[Available data — start]
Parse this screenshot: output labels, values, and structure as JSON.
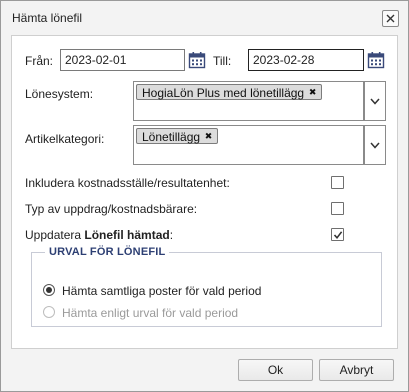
{
  "dialog": {
    "title": "Hämta lönefil"
  },
  "form": {
    "from_label": "Från:",
    "from_value": "2023-02-01",
    "to_label": "Till:",
    "to_value": "2023-02-28",
    "lonesystem_label": "Lönesystem:",
    "lonesystem_selected": "HogiaLön Plus med lönetillägg",
    "artikelkategori_label": "Artikelkategori:",
    "artikelkategori_selected": "Lönetillägg",
    "include_cost_center_label": "Inkludera kostnadsställe/resultatenhet:",
    "include_cost_center_checked": false,
    "assignment_type_label": "Typ av uppdrag/kostnadsbärare:",
    "assignment_type_checked": false,
    "update_label_prefix": "Uppdatera",
    "update_label_bold": "Lönefil hämtad",
    "update_label_suffix": ":",
    "update_checked": true
  },
  "urval": {
    "legend": "URVAL FÖR LÖNEFIL",
    "option_all": "Hämta samtliga poster för vald period",
    "option_selection": "Hämta enligt urval för vald period",
    "selected": "all"
  },
  "buttons": {
    "ok": "Ok",
    "cancel": "Avbryt"
  },
  "icons": {
    "close": "close-icon",
    "calendar": "calendar-icon",
    "chevron": "chevron-down-icon",
    "chip_remove": "remove-tag-icon",
    "check": "check-icon"
  },
  "colors": {
    "legend": "#2d3f73",
    "calendar_icon": "#3a4a7a"
  }
}
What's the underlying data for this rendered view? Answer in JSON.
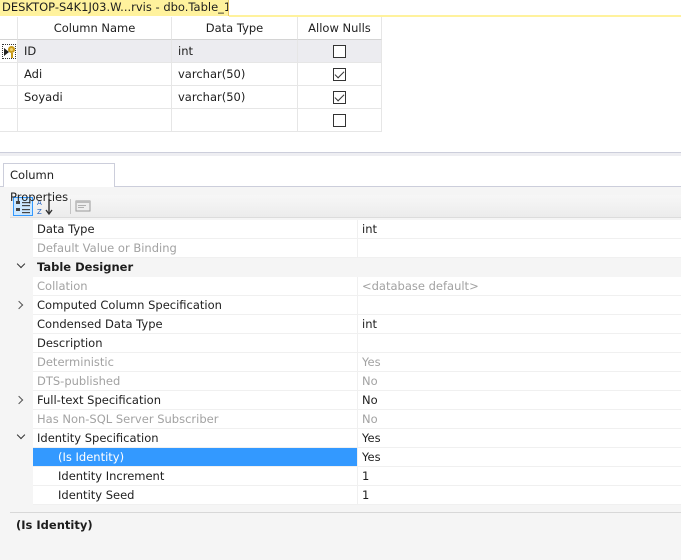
{
  "document_tab": {
    "title": "DESKTOP-S4K1J03.W...rvis - dbo.Table_1*"
  },
  "designer": {
    "headers": [
      "Column Name",
      "Data Type",
      "Allow Nulls"
    ],
    "rows": [
      {
        "name": "ID",
        "type": "int",
        "allow_nulls": false,
        "primary_key": true,
        "current": true
      },
      {
        "name": "Adi",
        "type": "varchar(50)",
        "allow_nulls": true
      },
      {
        "name": "Soyadi",
        "type": "varchar(50)",
        "allow_nulls": true
      },
      {
        "name": "",
        "type": "",
        "allow_nulls": false
      }
    ]
  },
  "properties_tab": {
    "label": "Column Properties"
  },
  "toolbar": {
    "categorized_icon": "categorized-icon",
    "alphabetical_icon": "sort-alphabetical-icon",
    "property_pages_icon": "property-pages-icon"
  },
  "property_rows": [
    {
      "name": "Data Type",
      "value": "int",
      "level": 1
    },
    {
      "name": "Default Value or Binding",
      "value": "",
      "level": 1,
      "disabled": true
    },
    {
      "name": "Table Designer",
      "value": "",
      "category": true,
      "expander": "down"
    },
    {
      "name": "Collation",
      "value": "<database default>",
      "level": 1,
      "disabled": true
    },
    {
      "name": "Computed Column Specification",
      "value": "",
      "level": 1,
      "expander": "right"
    },
    {
      "name": "Condensed Data Type",
      "value": "int",
      "level": 1
    },
    {
      "name": "Description",
      "value": "",
      "level": 1
    },
    {
      "name": "Deterministic",
      "value": "Yes",
      "level": 1,
      "disabled": true
    },
    {
      "name": "DTS-published",
      "value": "No",
      "level": 1,
      "disabled": true
    },
    {
      "name": "Full-text Specification",
      "value": "No",
      "level": 1,
      "expander": "right"
    },
    {
      "name": "Has Non-SQL Server Subscriber",
      "value": "No",
      "level": 1,
      "disabled": true
    },
    {
      "name": "Identity Specification",
      "value": "Yes",
      "level": 1,
      "expander": "down"
    },
    {
      "name": "(Is Identity)",
      "value": "Yes",
      "level": 2,
      "selected": true
    },
    {
      "name": "Identity Increment",
      "value": "1",
      "level": 2
    },
    {
      "name": "Identity Seed",
      "value": "1",
      "level": 2
    }
  ],
  "description": {
    "title": "(Is Identity)"
  },
  "colors": {
    "selection": "#3399ff",
    "tab_active": "#fff29d",
    "disabled_text": "#a2a2a2"
  }
}
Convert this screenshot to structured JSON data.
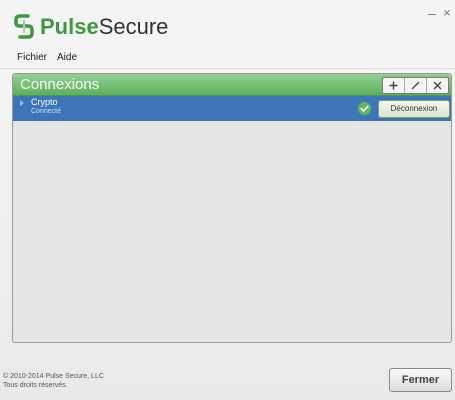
{
  "app": {
    "logo_pulse": "Pulse",
    "logo_secure": "Secure",
    "minimize_glyph": "–",
    "close_glyph": "×"
  },
  "menu": {
    "items": [
      {
        "label": "Fichier"
      },
      {
        "label": "Aide"
      }
    ]
  },
  "panel": {
    "title": "Connexions",
    "toolbar": {
      "add_icon": "plus-icon",
      "edit_icon": "pencil-icon",
      "delete_icon": "x-icon"
    },
    "connections": [
      {
        "name": "Crypto",
        "status": "Connecté",
        "status_icon": "check-circle-icon",
        "action_label": "Déconnexion"
      }
    ]
  },
  "footer": {
    "copyright": "© 2010-2014 Pulse Secure, LLC",
    "rights": "Tous droits réservés.",
    "close_label": "Fermer"
  },
  "colors": {
    "brand_green": "#3c9a3c",
    "header_green": "#5cb05c",
    "selection_blue": "#3d75b8"
  }
}
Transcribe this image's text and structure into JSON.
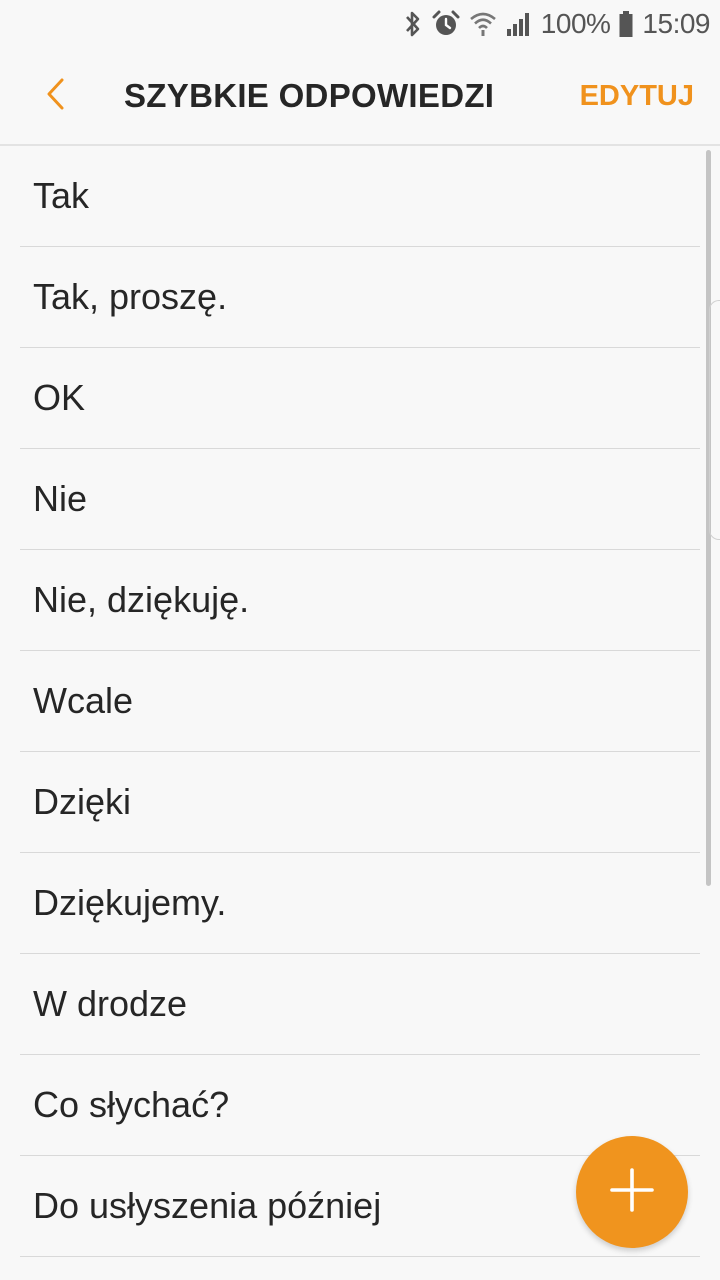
{
  "status_bar": {
    "battery": "100%",
    "time": "15:09",
    "icons": [
      "bluetooth-icon",
      "alarm-icon",
      "wifi-icon",
      "signal-icon",
      "battery-icon"
    ]
  },
  "header": {
    "title": "SZYBKIE ODPOWIEDZI",
    "edit_label": "EDYTUJ",
    "back_icon": "chevron-left-icon"
  },
  "replies": [
    "Tak",
    "Tak, proszę.",
    "OK",
    "Nie",
    "Nie, dziękuję.",
    "Wcale",
    "Dzięki",
    "Dziękujemy.",
    "W drodze",
    "Co słychać?",
    "Do usłyszenia później"
  ],
  "fab": {
    "icon": "plus-icon"
  },
  "colors": {
    "accent": "#f0921d",
    "background": "#f8f8f8",
    "text": "#262626",
    "divider": "#d9d9d9"
  }
}
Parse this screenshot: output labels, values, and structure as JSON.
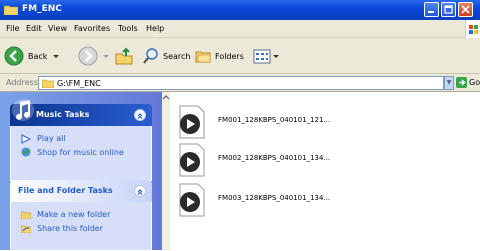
{
  "window": {
    "title": "FM_ENC"
  },
  "menu": [
    "File",
    "Edit",
    "View",
    "Favorites",
    "Tools",
    "Help"
  ],
  "toolbar": {
    "back_label": "Back",
    "search_label": "Search",
    "folders_label": "Folders"
  },
  "address": {
    "label": "Address",
    "value": "G:\\FM_ENC",
    "go_label": "Go"
  },
  "music_tasks": {
    "title": "Music Tasks",
    "items": [
      "Play all",
      "Shop for music online"
    ]
  },
  "file_tasks": {
    "title": "File and Folder Tasks",
    "items": [
      "Make a new folder",
      "Share this folder"
    ]
  },
  "files": [
    {
      "name": "FM001_128KBPS_040101_121..."
    },
    {
      "name": "FM002_128KBPS_040101_134..."
    },
    {
      "name": "FM003_128KBPS_040101_134..."
    }
  ]
}
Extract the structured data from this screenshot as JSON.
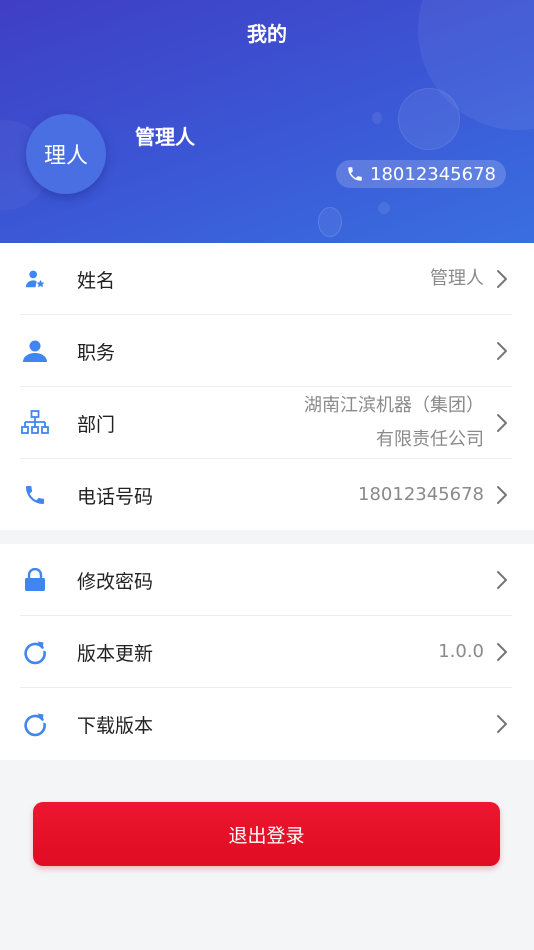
{
  "header": {
    "title": "我的",
    "avatar_text": "理人",
    "name": "管理人",
    "phone": "18012345678"
  },
  "profile_items": [
    {
      "label": "姓名",
      "value": "管理人",
      "icon": "user-star-icon"
    },
    {
      "label": "职务",
      "value": "",
      "icon": "user-icon"
    },
    {
      "label": "部门",
      "value_line1": "湖南江滨机器（集团）",
      "value_line2": "有限责任公司",
      "icon": "org-chart-icon"
    },
    {
      "label": "电话号码",
      "value": "18012345678",
      "icon": "phone-icon"
    }
  ],
  "settings_items": [
    {
      "label": "修改密码",
      "value": "",
      "icon": "lock-icon"
    },
    {
      "label": "版本更新",
      "value": "1.0.0",
      "icon": "refresh-icon"
    },
    {
      "label": "下载版本",
      "value": "",
      "icon": "refresh-icon"
    }
  ],
  "logout_label": "退出登录",
  "colors": {
    "header_start": "#3f3ec4",
    "header_end": "#3a6fe0",
    "icon_blue": "#3f86f0",
    "logout_red": "#e8112a"
  }
}
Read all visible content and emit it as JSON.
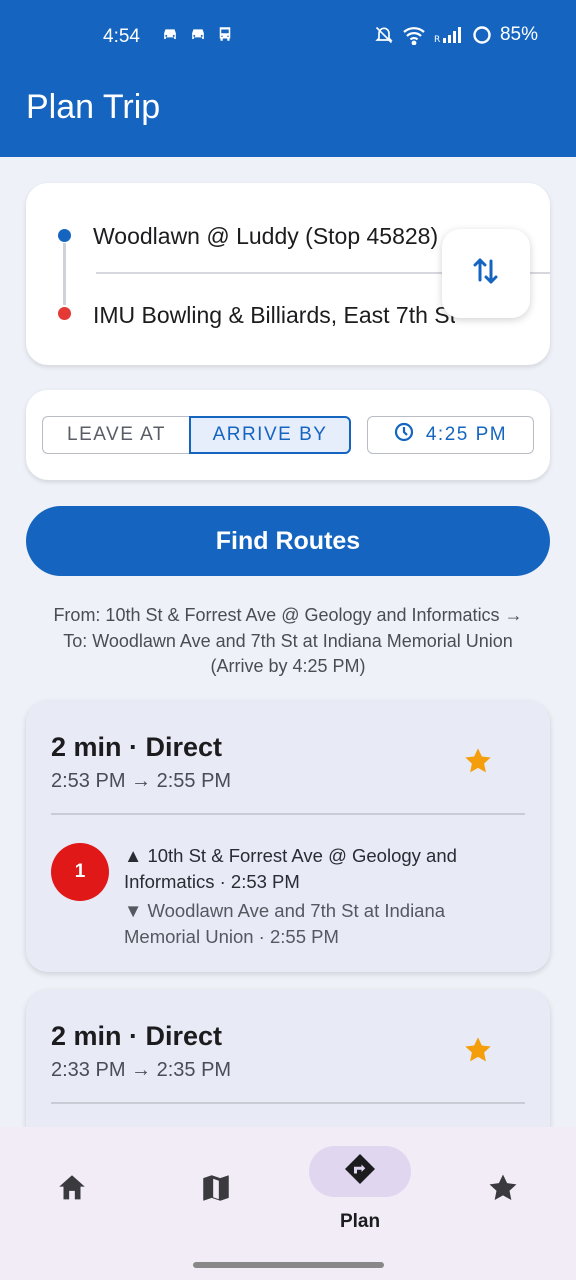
{
  "status_bar": {
    "time": "4:54",
    "battery": "85%",
    "left_icons": [
      "car-notification-icon",
      "car-notification-icon",
      "bus-notification-icon"
    ],
    "right_icons": [
      "mute-icon",
      "wifi-icon",
      "signal-icon",
      "battery-icon"
    ]
  },
  "header": {
    "title": "Plan Trip",
    "color": "#1565c0"
  },
  "trip": {
    "from": "Woodlawn @ Luddy (Stop 45828)",
    "to": "IMU Bowling & Billiards, East 7th Street",
    "swap_icon": "swap-vertical-icon"
  },
  "time_options": {
    "leave_at": "LEAVE AT",
    "arrive_by": "ARRIVE BY",
    "selected": "ARRIVE BY",
    "time": "4:25 PM",
    "clock_icon": "clock-icon"
  },
  "find_button": "Find Routes",
  "summary": {
    "from_line": "From: 10th St & Forrest Ave @ Geology and Informatics →",
    "to_line": "To: Woodlawn Ave and 7th St at Indiana Memorial Union",
    "arrive_line": "(Arrive by 4:25 PM)"
  },
  "routes": [
    {
      "title": "2 min · Direct",
      "times": "2:53 PM → 2:55 PM",
      "favorite": true,
      "line": "1",
      "line_color": "#e11818",
      "board": "▲ 10th St & Forrest Ave @ Geology and Informatics · 2:53 PM",
      "alight": "▼ Woodlawn Ave and 7th St at Indiana Memorial Union · 2:55 PM"
    },
    {
      "title": "2 min · Direct",
      "times": "2:33 PM → 2:35 PM",
      "favorite": true
    }
  ],
  "bottom_nav": {
    "items": [
      {
        "icon": "home-icon",
        "label": ""
      },
      {
        "icon": "map-icon",
        "label": ""
      },
      {
        "icon": "directions-icon",
        "label": "Plan",
        "active": true
      },
      {
        "icon": "star-icon",
        "label": ""
      }
    ]
  },
  "colors": {
    "primary": "#1565c0",
    "favorite": "#f59e0b",
    "destination_dot": "#e53935"
  }
}
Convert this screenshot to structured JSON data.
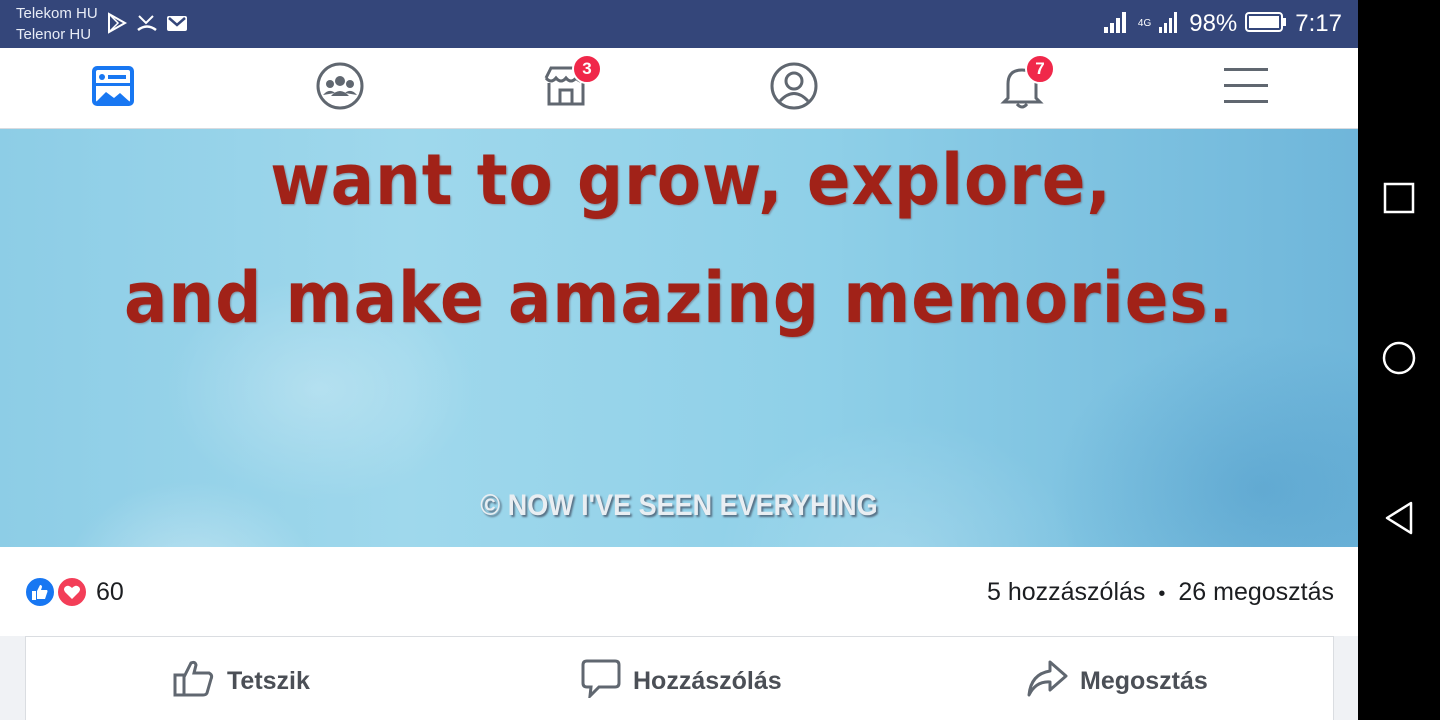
{
  "status_bar": {
    "carrier_1": "Telekom HU",
    "carrier_2": "Telenor HU",
    "network": "4G",
    "battery": "98%",
    "time": "7:17"
  },
  "nav": {
    "marketplace_badge": "3",
    "notifications_badge": "7",
    "icons": [
      "news-feed-icon",
      "groups-icon",
      "marketplace-icon",
      "profile-icon",
      "notifications-icon",
      "menu-icon"
    ]
  },
  "post": {
    "quote_line_1": "want to grow, explore,",
    "quote_line_2": "and make amazing memories.",
    "credit": "© NOW I'VE SEEN EVERYHING"
  },
  "reactions": {
    "count": "60",
    "comments": "5 hozzászólás",
    "separator": "•",
    "shares": "26 megosztás"
  },
  "actions": {
    "like": "Tetszik",
    "comment": "Hozzászólás",
    "share": "Megosztás"
  },
  "colors": {
    "status_bar": "#34467a",
    "brand_blue": "#1877f2",
    "badge_red": "#f0284a",
    "quote_red": "#a12218"
  }
}
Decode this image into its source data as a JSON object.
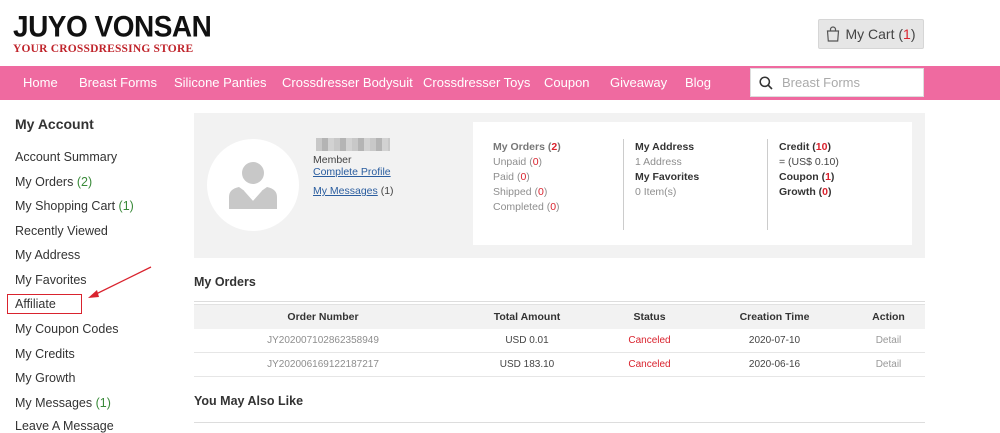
{
  "brand": {
    "name": "JUYO VONSAN",
    "tagline": "YOUR CROSSDRESSING STORE"
  },
  "cart": {
    "label": "My Cart",
    "count_open": "(",
    "count": "1",
    "count_close": ")"
  },
  "nav": [
    {
      "label": "Home"
    },
    {
      "label": "Breast Forms"
    },
    {
      "label": "Silicone Panties"
    },
    {
      "label": "Crossdresser Bodysuit"
    },
    {
      "label": "Crossdresser Toys"
    },
    {
      "label": "Coupon"
    },
    {
      "label": "Giveaway"
    },
    {
      "label": "Blog"
    }
  ],
  "search": {
    "placeholder": "Breast Forms"
  },
  "sidebar": {
    "title": "My Account",
    "items": [
      {
        "label": "Account Summary",
        "count": ""
      },
      {
        "label": "My Orders",
        "count": "(2)"
      },
      {
        "label": "My Shopping Cart",
        "count": "(1)"
      },
      {
        "label": "Recently Viewed",
        "count": ""
      },
      {
        "label": "My Address",
        "count": ""
      },
      {
        "label": "My Favorites",
        "count": ""
      },
      {
        "label": "Affiliate",
        "count": ""
      },
      {
        "label": "My Coupon Codes",
        "count": ""
      },
      {
        "label": "My Credits",
        "count": ""
      },
      {
        "label": "My Growth",
        "count": ""
      },
      {
        "label": "My Messages",
        "count": "(1)"
      },
      {
        "label": "Leave A Message",
        "count": ""
      }
    ]
  },
  "profile": {
    "level": "Member",
    "complete_profile": "Complete Profile",
    "messages_label": "My Messages",
    "messages_count": "(1)"
  },
  "stats": {
    "orders": {
      "title": "My Orders",
      "count": "2",
      "rows": [
        {
          "label": "Unpaid",
          "value": "0"
        },
        {
          "label": "Paid",
          "value": "0"
        },
        {
          "label": "Shipped",
          "value": "0"
        },
        {
          "label": "Completed",
          "value": "0"
        }
      ]
    },
    "address": {
      "title": "My Address",
      "detail": "1 Address"
    },
    "favorites": {
      "title": "My Favorites",
      "detail": "0 Item(s)"
    },
    "credit": {
      "label": "Credit",
      "value": "10",
      "usd": "= (US$ 0.10)"
    },
    "coupon": {
      "label": "Coupon",
      "value": "1"
    },
    "growth": {
      "label": "Growth",
      "value": "0"
    }
  },
  "orders_section": {
    "title": "My Orders",
    "columns": [
      "Order Number",
      "Total Amount",
      "Status",
      "Creation Time",
      "Action"
    ],
    "rows": [
      {
        "number": "JY202007102862358949",
        "amount": "USD 0.01",
        "status": "Canceled",
        "date": "2020-07-10",
        "action": "Detail"
      },
      {
        "number": "JY202006169122187217",
        "amount": "USD 183.10",
        "status": "Canceled",
        "date": "2020-06-16",
        "action": "Detail"
      }
    ]
  },
  "also_like": {
    "title": "You May Also Like"
  },
  "colors": {
    "nav_bg": "#ef6aa0",
    "accent_red": "#d9232e",
    "link_blue": "#2a5d9f"
  }
}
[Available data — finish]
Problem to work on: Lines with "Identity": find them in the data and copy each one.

Output:
      "name": "Identity Specification",
      "name": "(Is Identity)",
      "name": "Identity Increment",
      "name": "Identity Seed",
    "title": "(Is Identity)"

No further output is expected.